Her work was so influential that she was asked to advise the National Bankruptcy Review Commission (NBRC), where she drafted the NBRC’s report opposed laws that restricted people’s right to file for bankruptcy. She was also a member of the FDIC’s Advisory Committee on Economic Inclusion (which advises the FDIC regarding access to banking services) and the National Bankruptcy Conference (which advises Congress about bankruptcy law). While doing all this, she wrote dozens of articles and six books (including The Two-Income Trap). All of these activities landed her on television to discuss the economy and bankruptcy several times.
She began her governmental/political career in 2008, when Majority Leader Harry Reid appointed her to chair the Congressional Oversight Panel (COP). The COP reviews the state of the markets, the regulatory system, and the Treasury Department’s management of the Troubled Asset Relief Program (TARP) and presents its findings to Congress every month.
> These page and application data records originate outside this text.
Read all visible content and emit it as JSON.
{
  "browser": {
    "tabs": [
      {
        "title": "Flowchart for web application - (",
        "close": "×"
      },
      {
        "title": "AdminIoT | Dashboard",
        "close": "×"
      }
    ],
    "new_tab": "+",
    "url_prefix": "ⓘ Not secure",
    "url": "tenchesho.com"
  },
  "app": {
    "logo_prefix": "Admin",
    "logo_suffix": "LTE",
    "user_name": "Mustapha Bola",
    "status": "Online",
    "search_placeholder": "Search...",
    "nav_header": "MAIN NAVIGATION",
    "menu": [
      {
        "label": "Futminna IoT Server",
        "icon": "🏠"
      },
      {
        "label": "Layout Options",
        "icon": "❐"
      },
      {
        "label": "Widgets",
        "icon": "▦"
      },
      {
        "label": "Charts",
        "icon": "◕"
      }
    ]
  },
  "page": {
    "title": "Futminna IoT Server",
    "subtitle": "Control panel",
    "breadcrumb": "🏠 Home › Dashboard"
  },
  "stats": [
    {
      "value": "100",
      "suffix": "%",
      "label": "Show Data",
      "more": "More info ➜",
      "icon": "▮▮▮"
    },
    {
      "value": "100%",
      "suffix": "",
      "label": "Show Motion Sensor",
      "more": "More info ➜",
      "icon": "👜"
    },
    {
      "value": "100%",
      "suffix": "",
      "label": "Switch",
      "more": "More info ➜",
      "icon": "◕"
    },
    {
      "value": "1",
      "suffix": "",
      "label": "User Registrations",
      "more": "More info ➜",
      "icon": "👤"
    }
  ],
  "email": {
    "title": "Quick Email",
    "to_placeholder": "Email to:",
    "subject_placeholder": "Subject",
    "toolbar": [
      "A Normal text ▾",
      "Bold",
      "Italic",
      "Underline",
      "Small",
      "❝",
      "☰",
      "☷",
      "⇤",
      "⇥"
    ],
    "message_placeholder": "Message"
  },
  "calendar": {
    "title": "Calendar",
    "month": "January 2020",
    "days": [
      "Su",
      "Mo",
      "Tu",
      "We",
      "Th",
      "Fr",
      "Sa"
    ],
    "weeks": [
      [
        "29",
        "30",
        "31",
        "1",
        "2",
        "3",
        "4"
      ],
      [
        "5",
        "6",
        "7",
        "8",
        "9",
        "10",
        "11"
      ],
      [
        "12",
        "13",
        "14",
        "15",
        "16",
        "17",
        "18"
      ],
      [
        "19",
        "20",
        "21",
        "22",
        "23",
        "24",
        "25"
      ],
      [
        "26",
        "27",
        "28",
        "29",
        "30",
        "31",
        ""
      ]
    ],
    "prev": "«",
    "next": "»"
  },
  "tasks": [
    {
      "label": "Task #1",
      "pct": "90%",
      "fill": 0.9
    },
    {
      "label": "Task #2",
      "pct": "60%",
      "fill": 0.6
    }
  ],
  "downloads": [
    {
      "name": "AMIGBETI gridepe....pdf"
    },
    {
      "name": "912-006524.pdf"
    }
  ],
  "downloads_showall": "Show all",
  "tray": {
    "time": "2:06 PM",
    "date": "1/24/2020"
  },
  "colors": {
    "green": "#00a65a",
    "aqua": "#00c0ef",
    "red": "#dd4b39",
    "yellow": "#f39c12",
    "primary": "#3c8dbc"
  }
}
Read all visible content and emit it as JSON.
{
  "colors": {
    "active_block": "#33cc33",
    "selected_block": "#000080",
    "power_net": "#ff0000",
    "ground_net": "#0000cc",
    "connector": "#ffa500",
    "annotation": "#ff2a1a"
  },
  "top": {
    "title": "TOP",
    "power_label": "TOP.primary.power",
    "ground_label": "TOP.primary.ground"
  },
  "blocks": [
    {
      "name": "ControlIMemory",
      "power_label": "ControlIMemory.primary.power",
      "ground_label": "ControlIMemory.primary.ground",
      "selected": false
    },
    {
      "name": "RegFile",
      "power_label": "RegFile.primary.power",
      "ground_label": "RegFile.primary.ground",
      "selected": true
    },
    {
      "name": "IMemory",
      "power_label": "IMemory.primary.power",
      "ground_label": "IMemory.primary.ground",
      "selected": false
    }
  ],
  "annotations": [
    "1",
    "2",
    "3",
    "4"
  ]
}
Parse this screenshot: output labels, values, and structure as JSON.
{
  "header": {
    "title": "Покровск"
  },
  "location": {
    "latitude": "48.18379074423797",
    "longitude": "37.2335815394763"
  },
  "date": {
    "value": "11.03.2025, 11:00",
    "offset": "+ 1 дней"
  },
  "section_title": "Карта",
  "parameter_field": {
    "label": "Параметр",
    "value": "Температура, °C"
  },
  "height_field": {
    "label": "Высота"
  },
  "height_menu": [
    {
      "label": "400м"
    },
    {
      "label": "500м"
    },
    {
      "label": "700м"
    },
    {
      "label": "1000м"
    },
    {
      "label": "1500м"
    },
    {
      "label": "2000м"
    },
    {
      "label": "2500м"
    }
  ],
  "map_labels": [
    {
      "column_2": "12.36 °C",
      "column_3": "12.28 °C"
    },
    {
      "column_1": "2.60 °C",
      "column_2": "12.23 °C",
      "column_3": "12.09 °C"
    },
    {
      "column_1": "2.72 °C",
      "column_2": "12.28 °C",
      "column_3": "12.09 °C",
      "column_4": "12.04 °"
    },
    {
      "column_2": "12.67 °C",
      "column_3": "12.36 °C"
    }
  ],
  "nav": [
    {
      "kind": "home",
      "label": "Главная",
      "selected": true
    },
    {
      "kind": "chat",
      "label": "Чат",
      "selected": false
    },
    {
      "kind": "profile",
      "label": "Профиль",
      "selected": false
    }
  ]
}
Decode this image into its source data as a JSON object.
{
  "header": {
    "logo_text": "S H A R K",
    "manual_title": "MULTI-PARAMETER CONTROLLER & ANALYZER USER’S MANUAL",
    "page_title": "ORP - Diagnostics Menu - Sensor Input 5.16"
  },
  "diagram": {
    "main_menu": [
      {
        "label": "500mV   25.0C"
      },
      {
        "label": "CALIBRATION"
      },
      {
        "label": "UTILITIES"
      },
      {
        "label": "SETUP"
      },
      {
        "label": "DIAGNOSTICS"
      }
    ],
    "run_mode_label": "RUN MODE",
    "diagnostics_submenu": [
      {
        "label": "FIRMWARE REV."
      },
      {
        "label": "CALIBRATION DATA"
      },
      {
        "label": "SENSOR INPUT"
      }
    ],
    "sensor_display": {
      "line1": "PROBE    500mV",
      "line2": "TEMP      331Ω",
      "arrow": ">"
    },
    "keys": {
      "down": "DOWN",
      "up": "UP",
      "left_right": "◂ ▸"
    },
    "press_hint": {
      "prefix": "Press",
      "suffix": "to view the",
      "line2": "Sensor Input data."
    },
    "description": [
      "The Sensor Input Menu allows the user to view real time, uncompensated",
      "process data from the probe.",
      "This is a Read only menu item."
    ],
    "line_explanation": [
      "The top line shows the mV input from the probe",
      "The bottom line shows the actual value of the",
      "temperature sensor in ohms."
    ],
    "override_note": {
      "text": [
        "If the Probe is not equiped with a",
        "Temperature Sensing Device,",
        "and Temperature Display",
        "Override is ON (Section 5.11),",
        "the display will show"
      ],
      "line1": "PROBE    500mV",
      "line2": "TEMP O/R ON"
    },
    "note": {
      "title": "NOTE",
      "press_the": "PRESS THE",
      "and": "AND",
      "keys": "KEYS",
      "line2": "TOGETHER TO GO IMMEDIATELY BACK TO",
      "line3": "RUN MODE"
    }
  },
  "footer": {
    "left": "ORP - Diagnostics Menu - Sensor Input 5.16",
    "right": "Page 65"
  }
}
In 2010, because of her lobbying, the Consumer Financial Protection Bureau (CFPB) was established with Warren as its director.
Warren is currently running for US Senate in Massachusetts. She obviously champions anything that can help fix the economy, especially if it will benefit the middle class. Warren is very much a feminist, as she is endorsed by NOW, EMILY’s List, FMF, and other organizations. She supports women’s right to have good health care, reproductive rights, and access to contraceptives. She also supports LGBT+ equality (Massachusetts is one of seven states that have legalized same-sex marriage), as she hopes to get rid of DOMA and prevent bullying based on sexual orientation.
The polls show that the election between Warren and her opponent, incumbent Scott Brown, is pretty close. We’ll have to wait until November to find out the results. Until then, here’s hoping for Elizabeth Warren!